The sales department is the place where you’ll probably yield the fastest employee advocacy benefits. In my experience I’ve seen strong correlations between active social sellers and consistent quota achievers. LinkedIn research also shares the same experience.

69% of respondents indicated that their involvement on social media for professional purposes has helped with their career with 87% saying it helped expand their professional network and 76% saying it helped them keep up with industry trends.

The great thing about employee advocacy (and the reason I’m so passionate about it) is because it’s a meeting of minds between employer and employee.

employee advocacy benefits

The employer invests in training for the employee to build their personal brand online. That investment in itself fuels employee engagement and is a wonderful by-product of the bigger organisational impact.

Employees are more trusted as sources of content when B2B buyers are researching online.

My Tip: Start advocacy programs within the sales department and then move out to the wider organisation. They’re closer to the customer and the results can often be directly attributed to revenue – a language that the board will understand.

Once you see results here (and you will…believe me) you can build the case for expansion so the program supports the entire customer experience…not just the sales one. Then you’re stepping into content creation, thought leadership, amplification etc. The whole eco-system starts to knit together.

Building A Successful Advocacy Program

72% of respondents identified that they have not received any type of social media training from their firm.

Yikes – this is so high it scares me!

What concerns me about this number is the fact that many employees might be activating their profiles without any consideration as to the impact on their personal brand or their employer’s brand.

You don’t need marketing megaphones. You don’t want content spammers.

At the very least employees should be trained around social policies and guidelines e.g. what can/can’t be said online and disclosing who they work for.

Over 50% of employees in firms with a formal employee advocacy program had received social media training

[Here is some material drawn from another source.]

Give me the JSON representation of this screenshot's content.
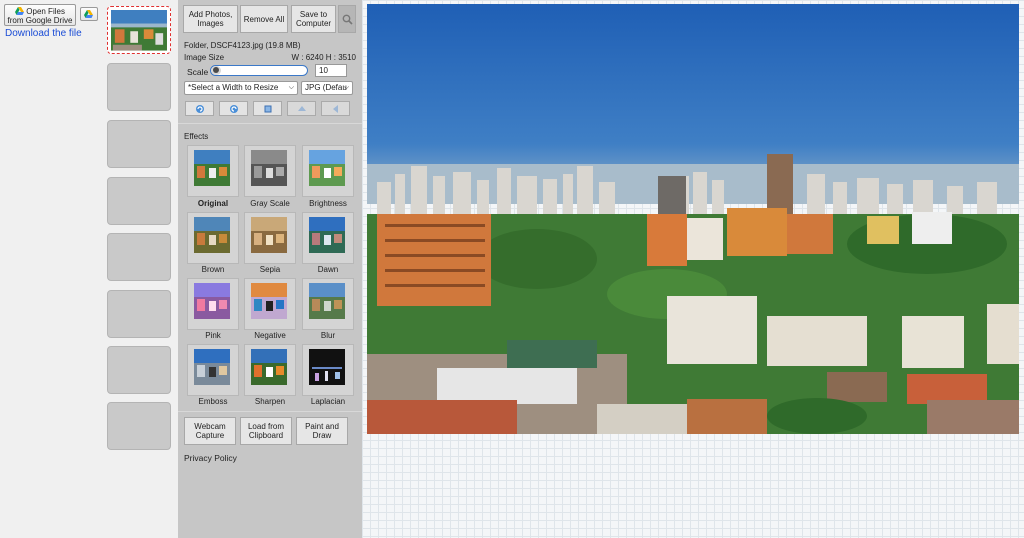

We already know from earlier that there is a correlation between firms with formal programs in place and those with high growth. It’s worth acknowledging that those with formal programs in place are recognising the need for structured training around the program.

employee advocacy benefits 2

As a result 86% of respondents within a formal advocacy program said their engagement on social media had a positive impact on their career.

Engagement and retention of employees isn’t just an HR objective – it’s on the agenda for most board rooms. In order to attract and retain the best talent, organisations need to recognise the impact training will have. An IBM study showed that engaged workers who were actively sharing knowledge using social technologies are 37% more likely to report job and employer satisfaction

My Tip:  In my experience, employee advocacy is not just about the tool. Too often tools are positioned as the answer but without the contextual training to support the tool, you will quickly find your employees happily spamming their networks with content that neither maps to their personal brand nor add value to their network. Their primary goal is geared around reaching the top of the advocacy leader board!

Be careful. The tools come later. Enablement should come first.

 

My Conclusion:

There isn’t a lot of current research out there about employee advocacy and its impact on the business so this study is quite timely and actually explores not just the benefit for the organisation but also the employee.

That’s important because employee advocacy is a two way street. Invest in your employees to help them build a personal brand. In return you will build a tribe that will search, converse, connect and share content that will in turn support your bigger organisational goal – to attract customers to your business.

What’s even more incredible is that you may just uncover some gems in your organisation that you never realised existed. People with enormous credibility within the industry. People with an amazing talent for writing. People with vast networks and the ability to connect.

It’s all about sharing, enabling, building relationships and creating a better customer experience for all.